3D printers may one day become a permanent fixture of operating rooms, now that Australian scientists showed they could print bone-like structures containing living cells.
Scientists from UNSW Sydney have developed a ceramic-based ink that may allow surgeons in the future to 3D-print bone parts complete with living cells that could be used to repair damaged bone tissue.
Using a 3D-printer that deploys a special ink made up of calcium phosphate, the scientists developed a new technique, known as ceramic omnidirectional bioprinting in cell-suspensions (COBICS), enabling them to print bone-like structures that harden in a matter of minutes when placed in water.
While the idea of 3D-printing bone-mimicking structures is not new, this is the first time such material can be created at room temperature – complete with living cells – and without harsh chemicals or radiation, says Dr Iman Roohani from UNSW’s School of Chemistry.
“This is a unique technology that can produce structures that closely mimic bone tissue,” he said, pointing to repairs of bone defects caused by accidents or cancer.
Associate Professor Kristopher Kilian who co-developed the breakthrough technology with Dr Roohani says the fact that living cells can be part of the 3D-printed structure, together with its portability, make it a big advance on current state-of-the-art technology.
Up until now, he says, making a piece of bone-like material to repair bone tissue of a patient involves first going into a laboratory to fabricate the structures using high-temperature furnaces and toxic chemicals.
“This produces a dry material that is then brought into a clinical setting or in a laboratory, where they wash it profusely and then add living cells to it,” Professor Kilian says.
“The cool thing about our technique is you can just extrude it directly into a place where there are cells, like a cavity in a patient’s bone.
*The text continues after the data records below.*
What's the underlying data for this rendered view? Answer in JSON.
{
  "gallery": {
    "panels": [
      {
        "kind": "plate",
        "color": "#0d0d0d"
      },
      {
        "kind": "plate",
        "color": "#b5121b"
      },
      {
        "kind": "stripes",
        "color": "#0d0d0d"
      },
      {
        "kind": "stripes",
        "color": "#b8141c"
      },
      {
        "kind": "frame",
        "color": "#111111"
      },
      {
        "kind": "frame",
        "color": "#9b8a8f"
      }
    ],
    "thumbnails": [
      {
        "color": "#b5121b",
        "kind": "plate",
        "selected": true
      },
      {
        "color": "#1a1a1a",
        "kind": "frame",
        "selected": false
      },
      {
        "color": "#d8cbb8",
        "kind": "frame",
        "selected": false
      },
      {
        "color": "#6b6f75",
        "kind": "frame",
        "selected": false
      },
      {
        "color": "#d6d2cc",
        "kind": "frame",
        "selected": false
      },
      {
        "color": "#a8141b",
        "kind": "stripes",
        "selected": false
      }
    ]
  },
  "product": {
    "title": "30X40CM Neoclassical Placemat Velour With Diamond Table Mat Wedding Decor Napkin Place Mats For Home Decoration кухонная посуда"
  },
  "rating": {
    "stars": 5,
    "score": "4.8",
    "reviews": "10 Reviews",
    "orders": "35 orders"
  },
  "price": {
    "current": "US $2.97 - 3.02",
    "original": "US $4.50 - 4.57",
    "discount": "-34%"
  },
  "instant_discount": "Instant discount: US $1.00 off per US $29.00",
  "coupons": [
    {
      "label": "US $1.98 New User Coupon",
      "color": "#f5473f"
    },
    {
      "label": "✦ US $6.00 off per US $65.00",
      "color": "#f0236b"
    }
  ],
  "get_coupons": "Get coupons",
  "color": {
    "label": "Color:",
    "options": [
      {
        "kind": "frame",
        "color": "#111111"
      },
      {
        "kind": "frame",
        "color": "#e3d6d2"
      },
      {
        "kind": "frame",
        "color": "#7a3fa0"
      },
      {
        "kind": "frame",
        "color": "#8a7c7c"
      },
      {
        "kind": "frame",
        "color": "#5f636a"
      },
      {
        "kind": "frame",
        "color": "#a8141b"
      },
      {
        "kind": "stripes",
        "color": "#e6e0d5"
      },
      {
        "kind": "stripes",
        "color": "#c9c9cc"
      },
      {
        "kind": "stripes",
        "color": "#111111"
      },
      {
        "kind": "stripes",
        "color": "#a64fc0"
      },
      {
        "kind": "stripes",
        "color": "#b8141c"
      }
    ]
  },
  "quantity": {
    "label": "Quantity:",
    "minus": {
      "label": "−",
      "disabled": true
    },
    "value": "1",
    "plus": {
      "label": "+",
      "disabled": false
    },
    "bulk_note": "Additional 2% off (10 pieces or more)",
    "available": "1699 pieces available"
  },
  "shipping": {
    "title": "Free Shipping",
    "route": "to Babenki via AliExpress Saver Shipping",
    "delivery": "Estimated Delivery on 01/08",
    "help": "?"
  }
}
We can go directly into the bone where there are cells, blood vessels and fat, and print a bone-like structure that already contains living cells, right in that area.”
“There are currently no technologies that can do that directly.”
In a research paper published recently in Advanced Functional Materials, the authors describe how they developed the special ink in a microgel matrix with living cells.
“The ink takes advantage of a setting mechanism through the local nanocrystallization of its components in aqueous environments, converting the inorganic ink to mechanically interlocked bone apatite nanocrystals,” Dr Roohani says.
“In other words, it forms a structure that is chemically similar to bone-building blocks. The ink is formulated in such a way that the conversion is quick, non-toxic in a biological environment and it only initiates when ink is exposed to the body fluids, providing an ample working time for the end-user, for example, surgeons.”
He says when the ink is combined with a collagenous substance containing living cells, it enables in-situ fabrication of bone-like tissues which may be suitable for bone tissue engineering applications, disease modeling, drug screening, and in-situ reconstruction of bone and osteochondral defects.
Already there has been keen interest from surgeons and medical technology manufacturers. A/Prof. Kilian thinks while it’s early days, this new bone-printing process could open up a whole new way of treating and repairing bone tissue.
“This advance really paves the way for numerous opportunities that we believe could prove transformational – from using the ink to create bone in the lab for disease modelling, as a bioactive material for dental restoration, to direct bone reconstruction in a patient,” says A/Prof. Kilian.
“I imagine a day where a patient needing a bone graft can walk into a clinic where the anatomical structure of their bone is imaged, translated to a 3D printer, and directly printed into the cavity with their own cells.
“This has the potential to radically change current practice, reducing patient suffering and ultimately saving lives.”
Next up the duo will be performing in vivo tests in animal models to see if the living cells in the bone-like constructs continue to grow after being implanted in existing bone tissue.